By Iain Watson
Political correspondent, BBC News
The information was due to be officially released in July
The latest batch of leaked details on MPs' expenses claims have been published. But what are the costs and benefits of these revelations to the press, public and politicians?
Most of the detail of MPs' expenses was due to be published in July, but the Daily Telegraph pre-empted this with their series of scoops - obtaining leaks of the information held by the Commons authorities.
There are advantages and dangers in this approach.
The first advantage is pretty obvious - the paper has upped its profile, probably its circulation too - and has been able to set the news agenda by controlling the flow of information and how it is presented.
The second benefit is not just for the newspaper, but for everyone who is interested in how MPs use the expenses system.
In July, we would have found out the nitty gritty of MPs' claims, but we wouldn't have been given their addresses. By obtaining the information unofficially - the Commons authorities say potentially illegally - the Telegraph has been able to check which properties politicians designate as a second home.
Voters can form their own judgment over their MPs' behaviour
In doing so, they highlighted the practice of "flipping" - whereby, within the rules, MPs are entitled to say their London home is the main home and their constituency home is their second home or vice versa.
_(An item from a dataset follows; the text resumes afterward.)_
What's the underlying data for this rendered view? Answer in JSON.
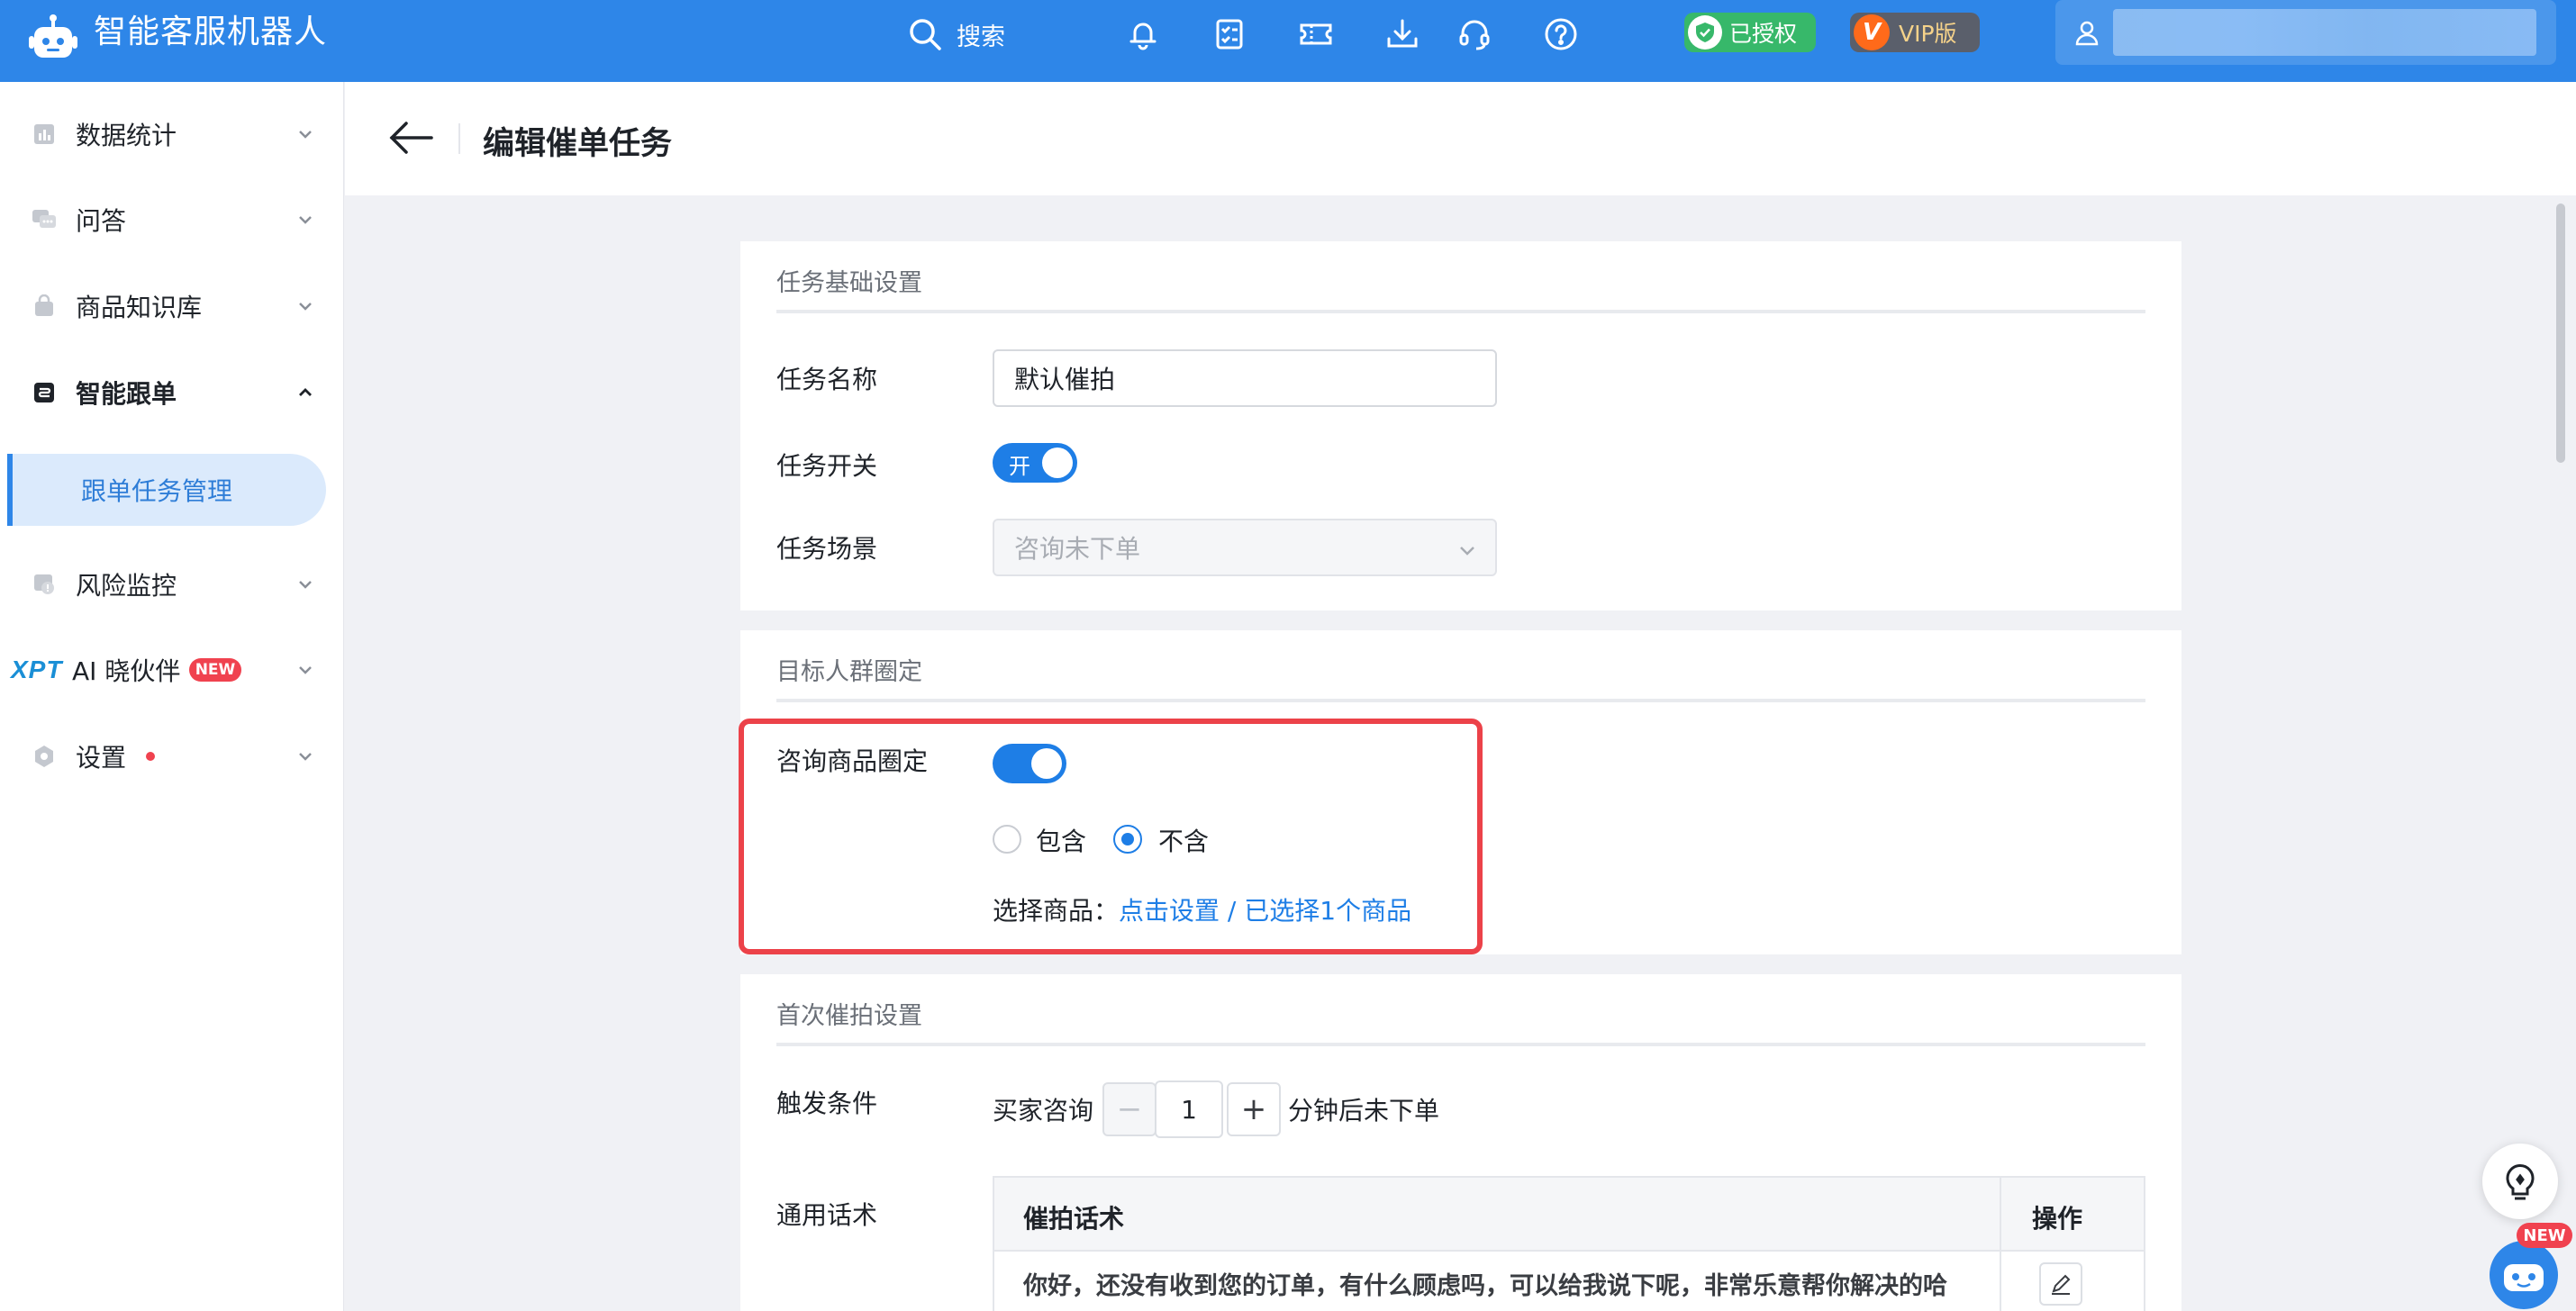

In addition, they can change that designation quite simply by informing the parliamentary authorities.
So, for example, an MP could claim a second homes allowance to pay for repairs and furnishing for one home, change the designation, then claim similar items using the second homes allowance for their other home.
And in the case of the Luton South MP Margaret Moran, the paper says the second home she claims for is neither in London nor her constituency but in Southampton - about 100 miles from Luton and 70 from Westminster.
Voters can form their own judgment over their MPs' behaviour - but some of the information to do so would not have been in the public domain but for the leaks.
But there are also quite a few dangers in the Telegraph's approach.
The paper says that the immigration minister Phil Woolas charged the Commons authorities - that is, ultimately us the taxpayers - for nappies and women's clothing, despite a ban on expenditure of a personal nature, whether for him or his wife or child.
If some MPs knock down Telegraph stories about them on the detail, that could cast a cloud of doubt over the paper's other revelations
But he says the paper got it wrong - those items appear on the same receipt as legitimate claims for food which he submitted to the Commons authorities, despite not being required to do so, in the interests of transparency, and that he never claimed for the personal items.
Had the Telegraph waited until July for the information to be officially released, the Commons authorities would have made it clear exactly what the minister had claimed for and what he had not.
But instead, they rushed in and acquired the raw material - a large, multi-item receipt - and possibly came to the wrong conclusion. Phil Woolas says he is now considering legal action against the paper.
The wider danger is that if some MPs knock down Telegraph stories about them on the detail, that could cast a cloud of doubt over the paper's other revelations, even if the bulk of them turn out to be completely accurate.
And the final risk is quite simply this. Seemingly endless stories about MPs who, in the main, have not broken any rules - even if the rules themselves are being questioned - diminishes, from a low base, any remaining public trust in politics.